(Watcharee, interrupting the click of keys): "Look, the Bang & Olufsen tour is in town."
(Alf, looking up from a cracked NEWNES): "What?"
(Watcharee, reading from the Bangkok Post): "Minimalist hi-fi producer Bang and Olufsen will take Thai admirers on a visual journey of its style and story this weekend. '75 Years of Excellence' featuring B&O creations will be staged at the Grand Hall Siam Discovery Centre, before it moves to other countries on its whirlwind journey around the globe."
(Alf, turning back to NEWNES): "Oh, really?"
(Watcharee, gently continuing): "This sounds interesting. Listen: 'B&O is well known for it's sleek, sublimely elegant stereo and television sets which combine simplicity and practicality.

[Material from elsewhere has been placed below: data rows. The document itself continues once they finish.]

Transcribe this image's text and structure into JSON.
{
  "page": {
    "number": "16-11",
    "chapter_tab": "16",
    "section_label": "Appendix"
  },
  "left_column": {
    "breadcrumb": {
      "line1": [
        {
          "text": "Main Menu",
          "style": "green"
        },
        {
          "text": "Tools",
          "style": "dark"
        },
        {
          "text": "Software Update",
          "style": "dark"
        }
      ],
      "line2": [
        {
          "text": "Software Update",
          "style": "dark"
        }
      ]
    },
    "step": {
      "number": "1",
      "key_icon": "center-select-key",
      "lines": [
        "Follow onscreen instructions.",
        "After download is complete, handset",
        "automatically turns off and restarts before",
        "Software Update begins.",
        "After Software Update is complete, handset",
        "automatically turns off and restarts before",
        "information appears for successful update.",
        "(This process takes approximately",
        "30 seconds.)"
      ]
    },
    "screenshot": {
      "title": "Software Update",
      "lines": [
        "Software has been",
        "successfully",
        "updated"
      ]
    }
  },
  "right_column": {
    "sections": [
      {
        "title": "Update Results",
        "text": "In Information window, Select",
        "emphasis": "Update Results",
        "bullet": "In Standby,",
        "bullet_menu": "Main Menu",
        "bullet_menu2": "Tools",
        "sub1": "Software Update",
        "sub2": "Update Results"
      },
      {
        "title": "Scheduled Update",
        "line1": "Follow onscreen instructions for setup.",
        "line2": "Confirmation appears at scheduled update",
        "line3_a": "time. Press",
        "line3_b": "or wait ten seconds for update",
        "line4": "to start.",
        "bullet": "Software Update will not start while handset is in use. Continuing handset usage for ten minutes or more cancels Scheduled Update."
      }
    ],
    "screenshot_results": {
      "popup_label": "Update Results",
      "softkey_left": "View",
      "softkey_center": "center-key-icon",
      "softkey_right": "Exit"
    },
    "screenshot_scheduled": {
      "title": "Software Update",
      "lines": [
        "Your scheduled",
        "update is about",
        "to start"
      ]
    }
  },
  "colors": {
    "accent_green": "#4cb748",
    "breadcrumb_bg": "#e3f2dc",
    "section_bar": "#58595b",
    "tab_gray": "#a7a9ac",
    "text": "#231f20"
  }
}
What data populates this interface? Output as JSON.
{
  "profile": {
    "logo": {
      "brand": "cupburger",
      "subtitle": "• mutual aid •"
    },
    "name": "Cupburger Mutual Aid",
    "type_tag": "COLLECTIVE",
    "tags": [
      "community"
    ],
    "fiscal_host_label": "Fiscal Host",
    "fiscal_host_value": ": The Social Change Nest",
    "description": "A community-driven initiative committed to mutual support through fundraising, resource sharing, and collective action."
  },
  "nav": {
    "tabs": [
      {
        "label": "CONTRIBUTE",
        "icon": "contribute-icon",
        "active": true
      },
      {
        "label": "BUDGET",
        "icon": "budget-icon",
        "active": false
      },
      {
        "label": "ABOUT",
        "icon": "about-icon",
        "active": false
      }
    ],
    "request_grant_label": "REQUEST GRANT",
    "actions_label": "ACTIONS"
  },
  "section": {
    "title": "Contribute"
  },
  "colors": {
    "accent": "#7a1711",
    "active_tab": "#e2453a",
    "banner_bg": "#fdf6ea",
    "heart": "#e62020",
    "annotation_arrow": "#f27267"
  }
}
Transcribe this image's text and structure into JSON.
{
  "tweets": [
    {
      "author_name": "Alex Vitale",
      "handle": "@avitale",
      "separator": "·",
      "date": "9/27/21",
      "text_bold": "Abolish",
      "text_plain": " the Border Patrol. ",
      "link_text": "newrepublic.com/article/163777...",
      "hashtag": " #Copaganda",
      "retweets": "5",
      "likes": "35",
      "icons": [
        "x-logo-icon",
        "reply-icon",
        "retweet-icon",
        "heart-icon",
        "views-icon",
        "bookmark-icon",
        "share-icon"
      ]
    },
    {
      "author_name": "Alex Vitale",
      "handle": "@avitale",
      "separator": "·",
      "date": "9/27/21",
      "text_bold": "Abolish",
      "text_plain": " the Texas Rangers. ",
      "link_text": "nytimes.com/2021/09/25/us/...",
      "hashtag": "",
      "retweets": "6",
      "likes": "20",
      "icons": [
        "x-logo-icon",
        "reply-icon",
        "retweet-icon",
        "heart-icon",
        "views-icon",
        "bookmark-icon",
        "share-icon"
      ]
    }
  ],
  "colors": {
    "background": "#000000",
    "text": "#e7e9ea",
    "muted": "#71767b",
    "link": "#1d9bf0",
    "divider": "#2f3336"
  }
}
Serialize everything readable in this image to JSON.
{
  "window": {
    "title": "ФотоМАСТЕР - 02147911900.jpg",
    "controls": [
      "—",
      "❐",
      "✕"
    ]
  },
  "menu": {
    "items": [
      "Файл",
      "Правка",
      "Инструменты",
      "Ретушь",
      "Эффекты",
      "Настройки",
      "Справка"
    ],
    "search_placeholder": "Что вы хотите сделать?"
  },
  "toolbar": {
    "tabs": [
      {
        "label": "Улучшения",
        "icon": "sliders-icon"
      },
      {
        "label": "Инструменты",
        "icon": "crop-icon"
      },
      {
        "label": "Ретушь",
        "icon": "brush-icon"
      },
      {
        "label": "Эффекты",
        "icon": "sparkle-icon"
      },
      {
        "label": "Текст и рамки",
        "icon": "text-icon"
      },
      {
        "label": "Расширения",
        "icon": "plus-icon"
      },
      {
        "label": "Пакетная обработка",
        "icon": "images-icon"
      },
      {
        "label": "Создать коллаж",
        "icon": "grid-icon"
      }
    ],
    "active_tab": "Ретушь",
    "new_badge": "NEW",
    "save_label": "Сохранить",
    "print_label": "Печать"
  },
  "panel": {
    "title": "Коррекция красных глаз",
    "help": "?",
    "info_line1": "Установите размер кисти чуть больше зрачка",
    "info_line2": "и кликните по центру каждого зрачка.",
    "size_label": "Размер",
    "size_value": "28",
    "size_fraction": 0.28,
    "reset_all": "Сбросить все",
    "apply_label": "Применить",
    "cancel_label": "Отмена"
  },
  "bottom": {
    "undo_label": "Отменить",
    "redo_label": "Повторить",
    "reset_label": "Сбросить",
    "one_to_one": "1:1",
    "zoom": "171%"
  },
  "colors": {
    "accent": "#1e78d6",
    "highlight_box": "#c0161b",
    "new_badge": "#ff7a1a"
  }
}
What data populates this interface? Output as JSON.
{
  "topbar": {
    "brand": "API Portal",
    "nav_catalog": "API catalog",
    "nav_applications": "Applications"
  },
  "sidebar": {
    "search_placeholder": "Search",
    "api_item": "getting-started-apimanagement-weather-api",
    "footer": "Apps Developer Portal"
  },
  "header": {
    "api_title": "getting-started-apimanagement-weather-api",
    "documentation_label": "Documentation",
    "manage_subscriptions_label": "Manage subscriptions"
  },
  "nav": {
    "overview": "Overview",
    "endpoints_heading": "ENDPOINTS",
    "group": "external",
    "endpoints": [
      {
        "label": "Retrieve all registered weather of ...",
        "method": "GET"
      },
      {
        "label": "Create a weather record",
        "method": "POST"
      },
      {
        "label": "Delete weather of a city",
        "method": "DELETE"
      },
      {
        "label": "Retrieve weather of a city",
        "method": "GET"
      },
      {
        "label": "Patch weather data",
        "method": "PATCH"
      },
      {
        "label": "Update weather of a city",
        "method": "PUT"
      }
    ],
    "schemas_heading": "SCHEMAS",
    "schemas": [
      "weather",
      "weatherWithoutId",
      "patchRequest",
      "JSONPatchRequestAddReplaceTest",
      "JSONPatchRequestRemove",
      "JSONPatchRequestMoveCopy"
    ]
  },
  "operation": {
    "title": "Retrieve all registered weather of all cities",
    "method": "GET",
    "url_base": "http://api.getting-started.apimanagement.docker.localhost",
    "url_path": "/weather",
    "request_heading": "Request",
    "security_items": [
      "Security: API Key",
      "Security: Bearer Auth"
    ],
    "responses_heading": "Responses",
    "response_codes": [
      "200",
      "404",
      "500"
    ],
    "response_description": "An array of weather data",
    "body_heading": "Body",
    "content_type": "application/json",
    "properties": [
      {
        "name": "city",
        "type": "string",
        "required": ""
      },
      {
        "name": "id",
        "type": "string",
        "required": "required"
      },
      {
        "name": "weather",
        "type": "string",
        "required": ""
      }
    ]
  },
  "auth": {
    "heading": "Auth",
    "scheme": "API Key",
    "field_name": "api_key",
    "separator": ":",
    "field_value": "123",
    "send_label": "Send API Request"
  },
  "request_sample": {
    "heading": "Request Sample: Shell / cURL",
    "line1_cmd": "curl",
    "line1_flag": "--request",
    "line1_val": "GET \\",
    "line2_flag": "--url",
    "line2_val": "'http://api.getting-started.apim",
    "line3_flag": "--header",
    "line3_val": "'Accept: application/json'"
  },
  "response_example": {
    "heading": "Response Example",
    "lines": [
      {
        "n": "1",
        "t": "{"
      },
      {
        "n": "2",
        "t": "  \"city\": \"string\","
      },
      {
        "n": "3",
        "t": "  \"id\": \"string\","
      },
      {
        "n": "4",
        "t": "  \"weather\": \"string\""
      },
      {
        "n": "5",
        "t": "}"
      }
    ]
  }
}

Founded 75 years ago in a small town in Denmark, B&O has adhered to a design concept that makes it unique while deftly manipulating the artistic trends of different periods to maintain its look of modernity.'"
(Alf, balancing "1399 - The Coronation of Henry IV" against "1939 - Identity cards were first issued in Britain"): "That's interesting."
(Watcharee, sensing Alf's drift back to the ThinkPad): "Wait, there's more: "This exhibition is said to be the chronicle of B&O visions and ideas. Viewers will get to see the company's first radio, conceived and made in 1925 by company founders Peter Bang and Svend Olufsen themselves, as well as other historical products that marked milestones in industrial design.'"
(Alf, not at all sensing Watcharee's direction): "Gee ... that ties in nicely with our Swedish adventure!"
(Watcharee, soldiering on to the finish): "This'll interest you: 'But the show is not just the past; the exhibition also makes a statement about the future by presenting the latest B&O products in many areas.'"
(Alf): "Hey, Watcharee, listen to this: 'The Munich Agreement' ... signed in 1938. Isn't that the paper that Neville Chamberlain waved around the airport?"
Next: Part II